Subcutaneous Fluids in Birds

Introduction

The subcutaneous route is the most common method of fluid administration in the bird. Subcutaneous fluids in birds are an excellent way to provide maintenance fluids or to correct mild dehydration. Subcutaneous fluids may also be the safest route initially for extremely debilitated patients as well as those with respiratory distress or abdominal distension.

 

Subcutaneous fluids in bird video


Video produced by Dr. M. Scott Echols and narrated by Susan Orosz, DVM, DABVP (Avian Practice), DECZM. Video script adapted from Dr. Ford’s article by Christal Pollock, DVM, DABVP (Avian Practice). Video script reviewed by Drs. M.S. Echols and S. Orosz.

 

Equipment needed

  • Syringe
  • Needle of appropriate size:  22 to 25-ga needles for larger birds and 25 to 27-ga for small patients
  • Rubbing alcohol, or soapy water if no alcohol is available, to part feathers
  • Fluids warmed to 100-102°F (38-39°C)
  • +/- Butterfly catheters make fluid administration much easier when a large syringe (35-60 ml) is used

Administer subcutaneous fluids using an intravenous drip set (10-15 drops/ml) attached to a bag of fluids for large raptors. A syringe attached to a needle or butterfly catheter is used for smaller birds. The gauge size listed above are for companion parrots, use a 18 to 23 gauge needle for raptors.

Subcutaneous fluid administration

Subcutaneous fluid administration using a small gauge needle and syringe to a small avian patient. Photograph provided by Dr. Isabelle Langlois. Click image to enlarge.

Potential complications

  • If the needle is inserted too deeply, fluids can be inserted directly into the abdominal air sac. From here they can quickly flow to the lungs.
  • Although the inguinal region has a relatively large subcutaneous space, over-distention of the space with fluids can disrupt the blood flow thereby reducing the rate of fluid absorption.

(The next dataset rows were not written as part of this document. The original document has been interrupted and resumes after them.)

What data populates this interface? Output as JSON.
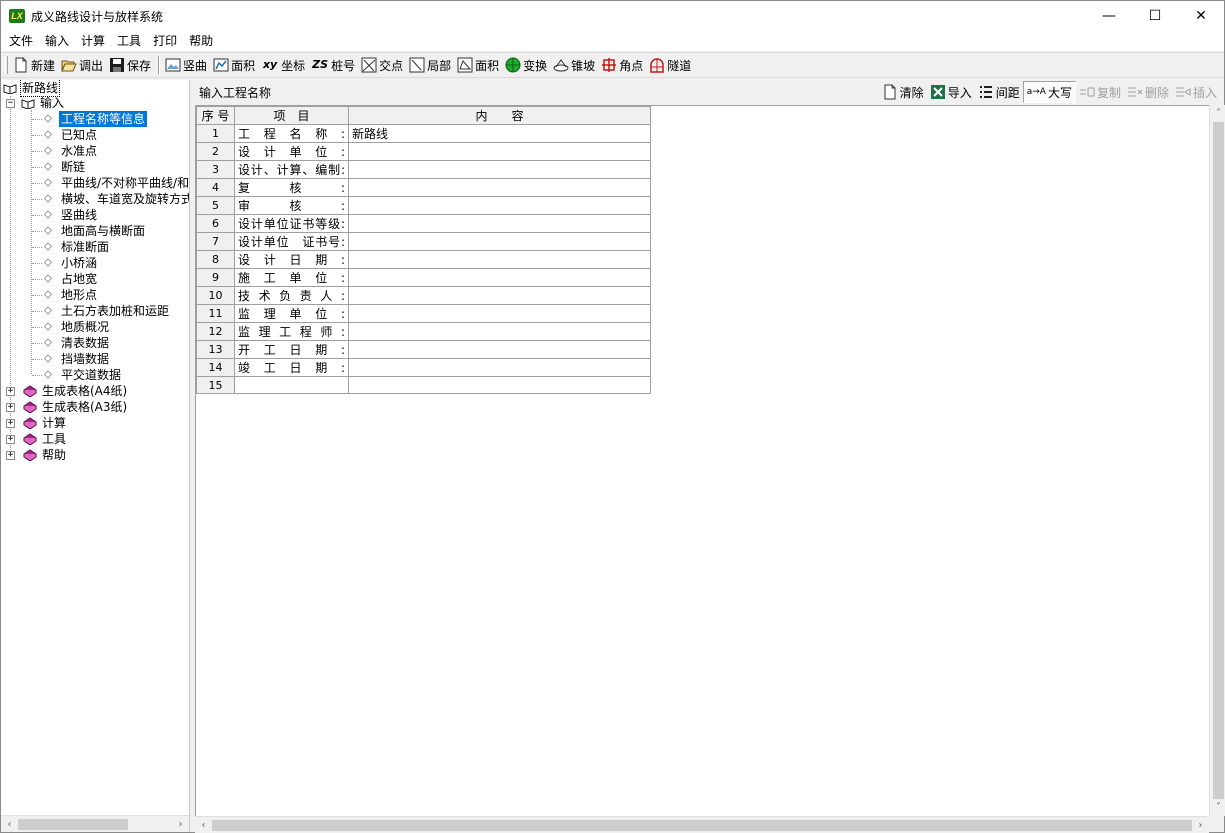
{
  "window": {
    "title": "成义路线设计与放样系统",
    "logo_text": "LX",
    "minimize": "—",
    "maximize": "☐",
    "close": "✕"
  },
  "menu": [
    "文件",
    "输入",
    "计算",
    "工具",
    "打印",
    "帮助"
  ],
  "toolbar": {
    "new": "新建",
    "load": "调出",
    "save": "保存",
    "vertical_curve": "竖曲",
    "area1": "面积",
    "coord_icon": "xy",
    "coord": "坐标",
    "station_icon": "ZS",
    "station": "桩号",
    "intersection": "交点",
    "local": "局部",
    "area2": "面积",
    "transform": "变换",
    "cone_slope": "锥坡",
    "corner": "角点",
    "tunnel": "隧道"
  },
  "tree": {
    "root": "新路线",
    "input": "输入",
    "input_children": [
      "工程名称等信息",
      "已知点",
      "水准点",
      "断链",
      "平曲线/不对称平曲线/和",
      "横坡、车道宽及旋转方式",
      "竖曲线",
      "地面高与横断面",
      "标准断面",
      "小桥涵",
      "占地宽",
      "地形点",
      "土石方表加桩和运距",
      "地质概况",
      "清表数据",
      "挡墙数据",
      "平交道数据"
    ],
    "groups": [
      "生成表格(A4纸)",
      "生成表格(A3纸)",
      "计算",
      "工具",
      "帮助"
    ],
    "expand_plus": "+",
    "expand_minus": "−"
  },
  "panel": {
    "title": "输入工程名称",
    "tools": {
      "clear": "清除",
      "import": "导入",
      "spacing": "间距",
      "uppercase_icon": "a→A",
      "uppercase": "大写",
      "copy": "复制",
      "delete": "删除",
      "insert": "插入"
    }
  },
  "table": {
    "headers": [
      "序 号",
      "项　目",
      "内　　容"
    ],
    "rows": [
      {
        "n": "1",
        "item": "工程名称:",
        "value": "新路线"
      },
      {
        "n": "2",
        "item": "设计单位:",
        "value": ""
      },
      {
        "n": "3",
        "item": "设计、计算、编制:",
        "value": ""
      },
      {
        "n": "4",
        "item": "复核:",
        "value": ""
      },
      {
        "n": "5",
        "item": "审核:",
        "value": ""
      },
      {
        "n": "6",
        "item": "设计单位证书等级:",
        "value": ""
      },
      {
        "n": "7",
        "item": "设计单位　证书号:",
        "value": ""
      },
      {
        "n": "8",
        "item": "设计日期:",
        "value": ""
      },
      {
        "n": "9",
        "item": "施工单位:",
        "value": ""
      },
      {
        "n": "10",
        "item": "技术负责人:",
        "value": ""
      },
      {
        "n": "11",
        "item": "监理单位:",
        "value": ""
      },
      {
        "n": "12",
        "item": "监理工程师:",
        "value": ""
      },
      {
        "n": "13",
        "item": "开工日期:",
        "value": ""
      },
      {
        "n": "14",
        "item": "竣工日期:",
        "value": ""
      },
      {
        "n": "15",
        "item": "",
        "value": ""
      }
    ]
  },
  "scroll": {
    "left": "‹",
    "right": "›",
    "up": "˄",
    "down": "˅"
  },
  "colors": {
    "selection": "#0078d7",
    "book": "#b0208f",
    "logo_bg": "#1f7a1f"
  }
}
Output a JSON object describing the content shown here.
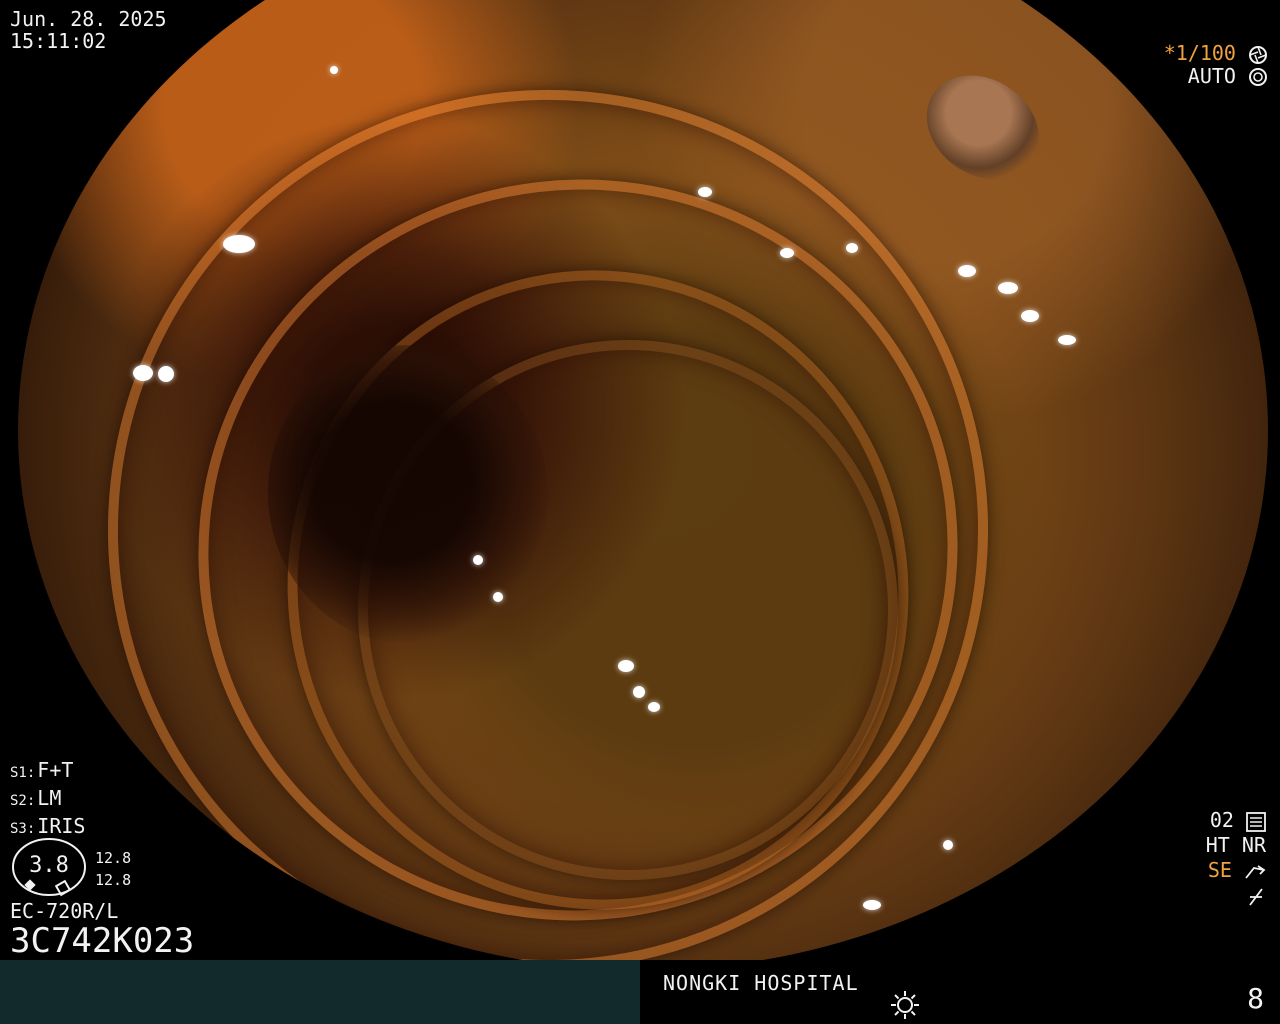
{
  "datetime": {
    "date": "Jun. 28. 2025",
    "time": "15:11:02"
  },
  "exposure": {
    "shutter": "*1/100",
    "mode": "AUTO"
  },
  "scope_settings": {
    "s1": {
      "key": "S1:",
      "value": "F+T"
    },
    "s2": {
      "key": "S2:",
      "value": "LM"
    },
    "s3": {
      "key": "S3:",
      "value": "IRIS"
    }
  },
  "gauge": {
    "main": "3.8",
    "upper": "12.8",
    "lower": "12.8"
  },
  "device": {
    "model": "EC-720R/L",
    "serial": "3C742K023"
  },
  "bottom_right": {
    "line1": "02",
    "ht": "HT",
    "nr": "NR",
    "se": "SE"
  },
  "footer": {
    "hospital": "NONGKI HOSPITAL",
    "page": "8"
  },
  "icons": [
    "aperture-icon",
    "iris-icon",
    "settings-sliders-icon",
    "arrow-icon",
    "flash-off-icon",
    "sun-icon"
  ],
  "colors": {
    "accent": "#f0a33c",
    "footer_left": "#132a2d"
  }
}
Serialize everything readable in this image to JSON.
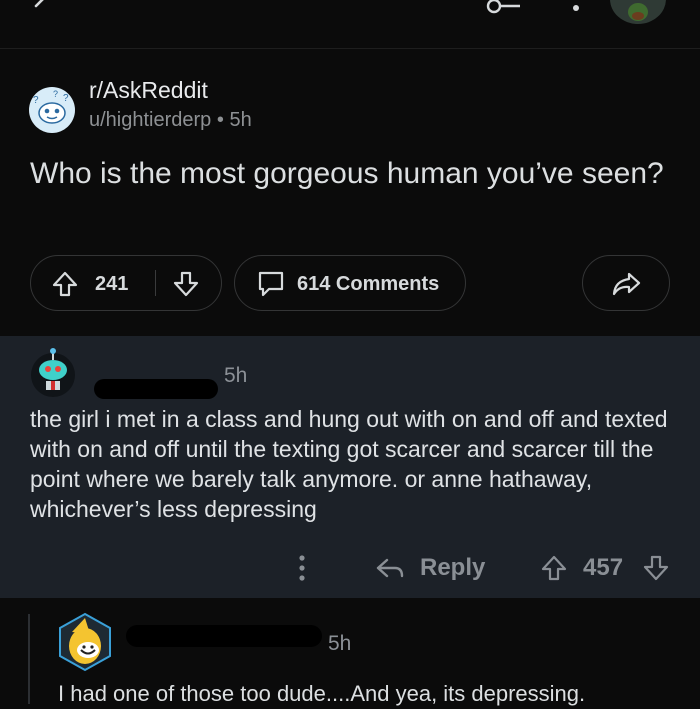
{
  "post": {
    "subreddit": "r/AskReddit",
    "author": "u/hightierderp",
    "separator": "•",
    "age": "5h",
    "title": "Who is the most gorgeous human you’ve seen?",
    "upvotes": "241",
    "comments_label": "614 Comments"
  },
  "comments": [
    {
      "age": "5h",
      "body": "the girl i met in a class and hung out with on and off and texted with on and off until the texting got scarcer and scarcer till the point where we barely talk anymore. or anne hathaway, whichever’s less depressing",
      "reply_label": "Reply",
      "score": "457"
    },
    {
      "age": "5h",
      "body": "I had one of those too dude....And yea, its depressing."
    }
  ],
  "icons": {
    "back": "back-arrow-icon",
    "sort": "sort-icon",
    "more": "more-vertical-icon",
    "upvote": "upvote-arrow-icon",
    "downvote": "downvote-arrow-icon",
    "comment": "comment-bubble-icon",
    "share": "share-arrow-icon",
    "reply": "reply-arrow-icon"
  },
  "colors": {
    "background": "#0b0b0b",
    "comment_background": "#1c2128",
    "text": "#d7dadc",
    "muted": "#8b9096"
  }
}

Step-by-step instructions

  • Provide warmed fluids by storing fluid bags in a fluid warming cabinet or placing the syringe in warm water.
  • Fluids are most commonly given in the inguinal region. While an assistant holds the bird upright, extend and slightly abduct one of the legs.

Subcutaneous fluids inguinal region

  • Part the feathers over the ventral or inner thigh where the leg meets the abdominal wall.  Use alcohol only sparingly to keep the feathers out of the way as alcohol will cool the bird.
  • Insert the needle, bevel up, at a shallow angle slightly away from the body wall. It is generally easy to avoid blood vessels since the needle is visible underneath the skin.

Subcutaneous fluids needle insertion

  • As you begin to infuse fluid, the subcutaneous space will expand substantially to form a bubble. Stop and redirect the needle if you do not see a bubble form.
  • Keep the needle in the middle of this bubble so that you do not inadvertently slip out of the subcutaneous space.
  • If the subcutaneous space is overfilled, fluid will begin to leak out around the needle or the bird may begin to show signs of discomfort.
  • If fluids do not flow freely, the needle is either in muscle or the tip of the needle is pressed against tissue. Try rotating the needle slightly or pulling back and readjusting your position.
  • If previously administered fluids have not be absorbed, consider adjusting frequency and dosage or, in the case of hypoproteinemic birds, consider cautious intravenous or intraosseous fluid administration.
Subcutaneous fluid diagram

Diagram provided by Dr. Scott Ford.

Tips for fluid administration in large avian patients

Fluids are most commonly given into the inguinal space (crural patagium). With the bird secured by an assistant, have them extend one of the bird’s legs out and to one side. Wet down the area on the inner thigh to see the skin better at a point about halfway between the body and knee.

 

Subcutaneous fluids administered to a large raptor

Subcutaneous fluids may be administered to a large raptor with a butterfly catheter and syringe or an intravenous administration set as shown below. This space can expand substantially to hold fluids. To aid in visualization, wet the feathers using rubbing alcohol and part them. Most species will actually have a bare patch in this region. Diagram provided by Dr. Scott Ford. Click image to enlarge.